Brand Experience Lessons From Pixar

  Ron-Rogowski  [Posted by Ron Rogowski]

 

My 3 ½ year old son loves the Pixar movie “Cars.” Ok, I admit it, I love it too. It’s a feel-good story with lots of lessons, great animation and, of course, cars.

 

Few are the movies that one can watch over and over and not get bored. The first time I saw the movie I took in the story and chuckled over a few predictable lines like Sally’s offer of a “free Lincoln Continental breakfast” if visitors decide to stay at her Cozy Cone motel. But with each successive time I’ve watched the film I’ve noticed something new. Whether it’s the flies that are tiny cars with wings or the “Fettuccini Alfredo” brand whitewalls on display in Luigi’s (I noticed this one more recently), there’s always a pleasant surprise. In fact, until we bought my son his own (rival bad guy) Chick Hicks car, I hadn’t noticed that Chick’s main sponsor is the very fitting HTB – Hostile Takeover Bank (and I’d seen the movie at least five times at that point).

 

I’ll be honest, I’ve seen “Cars” about a dozen times and I’ve yet to find any place in the movie where there could be more cars or more references to cars. The cars theme is so infused into every single detail of the movie that I’m hard pressed to find a flaw.

 

What does any of this have to with customer experience? As an analyst who has conducted hundreds of Web Site Brand Reviews I see how most Web experiences lack even a fraction of the rigor that Pixar so obviously applied in infusing all things automotive into “Cars.” Of course, I don’t mean to suggest that designers have the resources or time to produce something on par with a full length animated feature by Pixar, but too many sites are a complete brand letdown.
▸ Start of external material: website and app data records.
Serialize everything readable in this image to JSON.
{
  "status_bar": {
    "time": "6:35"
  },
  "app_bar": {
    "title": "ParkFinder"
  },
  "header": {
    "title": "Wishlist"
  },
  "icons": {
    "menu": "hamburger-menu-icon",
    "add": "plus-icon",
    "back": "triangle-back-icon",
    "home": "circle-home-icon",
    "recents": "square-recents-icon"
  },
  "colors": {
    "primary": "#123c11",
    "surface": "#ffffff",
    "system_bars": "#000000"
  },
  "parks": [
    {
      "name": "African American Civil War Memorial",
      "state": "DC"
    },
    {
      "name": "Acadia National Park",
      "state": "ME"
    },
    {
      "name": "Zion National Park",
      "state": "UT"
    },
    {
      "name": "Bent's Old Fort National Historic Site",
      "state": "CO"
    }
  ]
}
Whether it’s a boring tone for a company that’s supposed to be exciting or visual style elements that could easy be infused into headers and borders but aren’t, most sites disappoint from a brand perspective.

 

What can Customer Experience professionals learn from “Cars”? They can learn that brand is more than skin deep. Branding isn’t something done merely on home pages and it isn’t something that’s separate from the experience. Think about it. If the storyline of “Cars” wasn’t one that was so compelling, I wouldn’t be writing this post because I would have found something else to do every time my son watched it. But it’s also more than just the plot that makes the movie so engaging. If Pixar had told the story using the black and white storyboard sketches shown in some of the DVD’s bonus material, the story might still have been good, but it wouldn’t have been one that would have captivated the minds of children everywhere (and the wallets of their parents who shell out for t-shirts, beach towels, lunch boxes, and cars galore).

 

My advice to anybody responsible for the brand experience on their company’s site is:
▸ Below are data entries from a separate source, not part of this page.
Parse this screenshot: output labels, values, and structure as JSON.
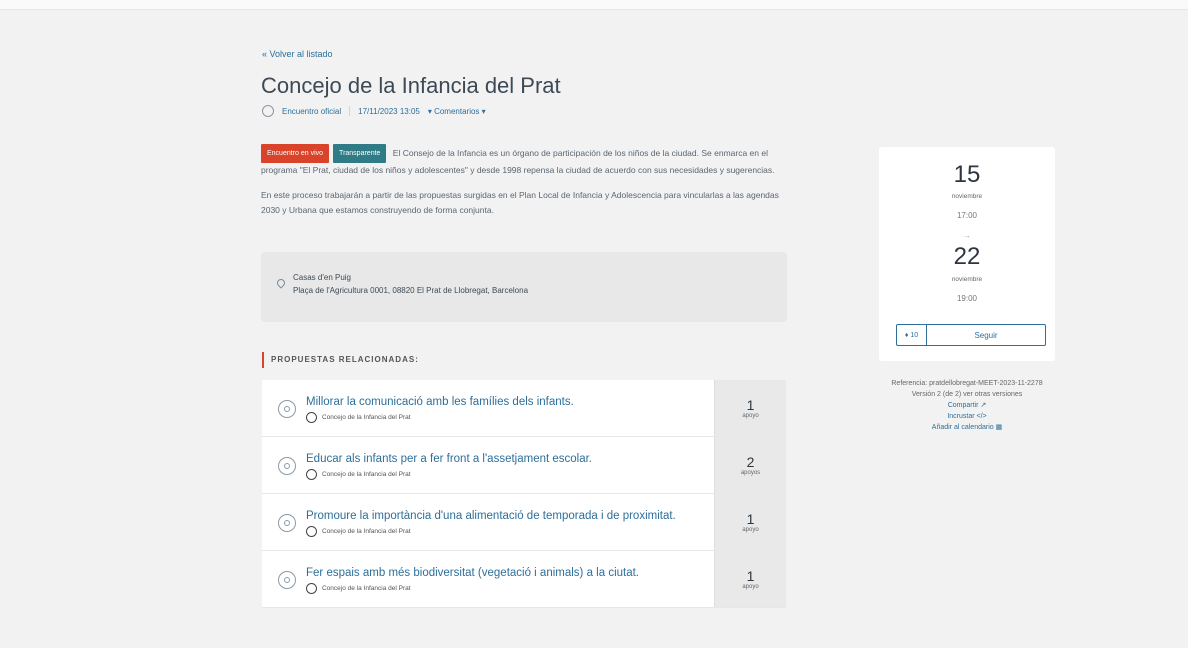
{
  "nav": {
    "back_link": "« Volver al listado"
  },
  "meeting": {
    "title": "Concejo de la Infancia del Prat",
    "author": "Encuentro oficial",
    "datetime": "17/11/2023 13:05",
    "comments_dropdown": "▾ Comentarios  ▾"
  },
  "badges": {
    "type": "Encuentro en vivo",
    "status": "Transparente"
  },
  "description": {
    "p1": "El Consejo de la Infancia es un órgano de participación de los niños de la ciudad. Se enmarca en el programa \"El Prat, ciudad de los niños y adolescentes\" y desde 1998 repensa la ciudad de acuerdo con sus necesidades y sugerencias.",
    "p2": "En este proceso trabajarán a partir de las propuestas surgidas en el Plan Local de Infancia y Adolescencia para vincularlas a las agendas 2030 y Urbana que estamos construyendo de forma conjunta."
  },
  "address": {
    "name": "Casas d'en Puig",
    "line": "Plaça de l'Agricultura 0001, 08820 El Prat de Llobregat, Barcelona"
  },
  "related": {
    "heading": "PROPUESTAS RELACIONADAS:",
    "items": [
      {
        "title": "Millorar la comunicació amb les famílies dels infants.",
        "author": "Concejo de la Infancia del Prat",
        "votes": "1",
        "votes_label": "apoyo"
      },
      {
        "title": "Educar als infants per a fer front a l'assetjament escolar.",
        "author": "Concejo de la Infancia del Prat",
        "votes": "2",
        "votes_label": "apoyos"
      },
      {
        "title": "Promoure la importància d'una alimentació de temporada i de proximitat.",
        "author": "Concejo de la Infancia del Prat",
        "votes": "1",
        "votes_label": "apoyo"
      },
      {
        "title": "Fer espais amb més biodiversitat (vegetació i animals) a la ciutat.",
        "author": "Concejo de la Infancia del Prat",
        "votes": "1",
        "votes_label": "apoyo"
      }
    ]
  },
  "dates": {
    "start_day": "15",
    "start_month": "noviembre",
    "start_time": "17:00",
    "arrow": "→",
    "end_day": "22",
    "end_month": "noviembre",
    "end_time": "19:00"
  },
  "follow": {
    "count": "♦ 10",
    "label": "Seguir"
  },
  "sidebar": {
    "reference": "Referencia: pratdellobregat-MEET-2023-11-2278",
    "version": "Versión 2 (de 2) ver otras versiones",
    "share": "Compartir ↗",
    "embed": "Incrustar </>",
    "calendar": "Añadir al calendario ▦"
  }
}
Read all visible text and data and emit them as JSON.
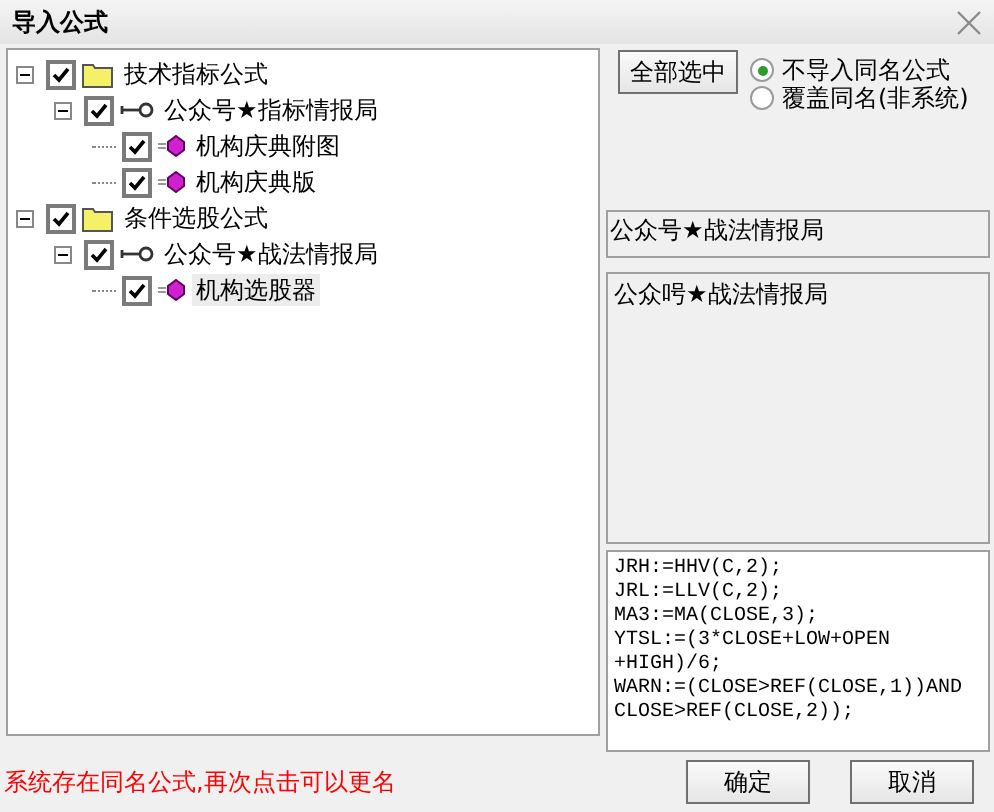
{
  "window": {
    "title": "导入公式"
  },
  "tree": [
    {
      "kind": "folder",
      "label": "技术指标公式",
      "checked": true,
      "expanded": true,
      "selected": false,
      "children": [
        {
          "kind": "group",
          "label": "公众号★指标情报局",
          "checked": true,
          "expanded": true,
          "selected": false,
          "children": [
            {
              "kind": "formula",
              "label": "机构庆典附图",
              "checked": true,
              "selected": false
            },
            {
              "kind": "formula",
              "label": "机构庆典版",
              "checked": true,
              "selected": false
            }
          ]
        }
      ]
    },
    {
      "kind": "folder",
      "label": "条件选股公式",
      "checked": true,
      "expanded": true,
      "selected": false,
      "children": [
        {
          "kind": "group",
          "label": "公众号★战法情报局",
          "checked": true,
          "expanded": true,
          "selected": false,
          "children": [
            {
              "kind": "formula",
              "label": "机构选股器",
              "checked": true,
              "selected": true
            }
          ]
        }
      ]
    }
  ],
  "select_all_button": "全部选中",
  "options": [
    {
      "label": "不导入同名公式",
      "selected": true
    },
    {
      "label": "覆盖同名(非系统)",
      "selected": false
    }
  ],
  "name_field": {
    "value": "公众号★战法情报局"
  },
  "description": "公众呺★战法情报局",
  "source_code": [
    "JRH:=HHV(C,2);",
    "JRL:=LLV(C,2);",
    "MA3:=MA(CLOSE,3);",
    "YTSL:=(3*CLOSE+LOW+OPEN",
    "+HIGH)/6;",
    "WARN:=(CLOSE>REF(CLOSE,1))AND",
    "CLOSE>REF(CLOSE,2));"
  ],
  "status_message": "系统存在同名公式,再次点击可以更名",
  "buttons": [
    "确定",
    "取消"
  ]
}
  1. Watch “Cars” a couple of times. Look beyond the story and pay attention to what’s happening in the background and try to see more than the main focus of the action.
  2. Review your site to make sure your brand comes through its content, function, language, imagery, typography, and layout.
  3. Make big fixes first. If the color palette is inconsistent with other channels, change that first. If the tone is bland, get help to craft more on-brand content.
  4. Once the bigger changes have been made, look for ways to bring the brand through in more subtle ways (e.g. error messaging, confirmation messages, etc.)
  5. Watch “Cars” again.

 

Comments
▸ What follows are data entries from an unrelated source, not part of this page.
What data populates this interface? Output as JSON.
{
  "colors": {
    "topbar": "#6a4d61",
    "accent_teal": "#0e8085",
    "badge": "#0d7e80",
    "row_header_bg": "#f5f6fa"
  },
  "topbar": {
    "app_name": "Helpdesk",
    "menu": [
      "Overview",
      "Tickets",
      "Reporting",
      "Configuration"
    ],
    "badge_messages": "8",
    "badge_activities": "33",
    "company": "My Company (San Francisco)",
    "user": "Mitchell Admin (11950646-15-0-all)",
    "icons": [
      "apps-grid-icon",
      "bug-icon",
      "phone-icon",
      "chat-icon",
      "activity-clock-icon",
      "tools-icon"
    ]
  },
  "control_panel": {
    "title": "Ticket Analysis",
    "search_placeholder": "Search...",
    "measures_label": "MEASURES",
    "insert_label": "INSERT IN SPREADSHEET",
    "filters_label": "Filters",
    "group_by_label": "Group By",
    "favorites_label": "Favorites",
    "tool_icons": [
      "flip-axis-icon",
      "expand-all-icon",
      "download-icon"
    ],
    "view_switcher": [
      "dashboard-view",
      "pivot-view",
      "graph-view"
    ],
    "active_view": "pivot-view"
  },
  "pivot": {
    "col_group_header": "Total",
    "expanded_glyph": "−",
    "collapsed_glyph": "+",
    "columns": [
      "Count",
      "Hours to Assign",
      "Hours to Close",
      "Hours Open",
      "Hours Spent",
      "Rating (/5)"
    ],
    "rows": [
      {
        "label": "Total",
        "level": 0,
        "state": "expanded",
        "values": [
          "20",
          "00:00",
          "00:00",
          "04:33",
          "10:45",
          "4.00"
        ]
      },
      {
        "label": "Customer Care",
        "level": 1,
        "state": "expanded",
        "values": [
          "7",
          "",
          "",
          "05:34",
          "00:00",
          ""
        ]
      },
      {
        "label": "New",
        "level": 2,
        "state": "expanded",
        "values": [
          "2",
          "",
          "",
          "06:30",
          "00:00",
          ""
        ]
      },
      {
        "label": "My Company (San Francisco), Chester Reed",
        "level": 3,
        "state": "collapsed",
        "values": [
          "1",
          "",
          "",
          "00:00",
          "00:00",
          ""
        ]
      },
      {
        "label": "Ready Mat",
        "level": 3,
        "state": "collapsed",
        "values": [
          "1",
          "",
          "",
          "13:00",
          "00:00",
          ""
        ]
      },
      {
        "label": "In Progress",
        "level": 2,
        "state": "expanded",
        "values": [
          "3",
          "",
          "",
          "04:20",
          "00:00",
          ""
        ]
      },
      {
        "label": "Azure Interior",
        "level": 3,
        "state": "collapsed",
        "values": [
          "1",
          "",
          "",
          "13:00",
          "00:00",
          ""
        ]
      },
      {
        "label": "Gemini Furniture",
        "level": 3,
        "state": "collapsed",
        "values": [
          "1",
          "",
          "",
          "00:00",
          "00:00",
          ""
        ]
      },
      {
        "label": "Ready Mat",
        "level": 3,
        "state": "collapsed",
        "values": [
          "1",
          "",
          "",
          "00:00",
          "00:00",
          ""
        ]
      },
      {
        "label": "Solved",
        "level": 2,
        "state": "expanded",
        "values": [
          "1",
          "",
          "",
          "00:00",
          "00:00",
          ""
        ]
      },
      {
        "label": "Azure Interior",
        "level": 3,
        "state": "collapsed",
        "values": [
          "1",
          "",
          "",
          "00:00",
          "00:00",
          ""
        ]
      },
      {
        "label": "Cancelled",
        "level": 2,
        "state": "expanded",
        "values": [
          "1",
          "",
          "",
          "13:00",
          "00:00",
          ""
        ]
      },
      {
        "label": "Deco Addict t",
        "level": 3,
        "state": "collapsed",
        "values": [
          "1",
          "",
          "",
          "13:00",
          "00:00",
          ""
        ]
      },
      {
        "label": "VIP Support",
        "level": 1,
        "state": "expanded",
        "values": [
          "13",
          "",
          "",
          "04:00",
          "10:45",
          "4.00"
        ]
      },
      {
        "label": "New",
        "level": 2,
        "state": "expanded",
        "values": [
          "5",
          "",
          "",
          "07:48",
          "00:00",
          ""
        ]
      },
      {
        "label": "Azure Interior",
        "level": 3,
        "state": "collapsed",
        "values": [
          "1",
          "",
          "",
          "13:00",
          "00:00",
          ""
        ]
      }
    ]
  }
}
re: Brand Experience Lessons From Pixar

Branding is underestimated, it's certainly more than just skin deep, don't get why people think branding is something seperated from experience.The referrence to Cars is cool, definately going to re-watch it and have a closer look at it.

re: Brand Experience Lessons From Pixar

Gianluigi,Thanks for your comment. I completely agree, brand IS the experience. It isn't just fancy imagery or even the simple utilitarian ability to complete a task, but its the ability to do something easily and in a way that plays out in line with what a company stands for. In my opinion, there are far too many cookie-cutter experiences out there.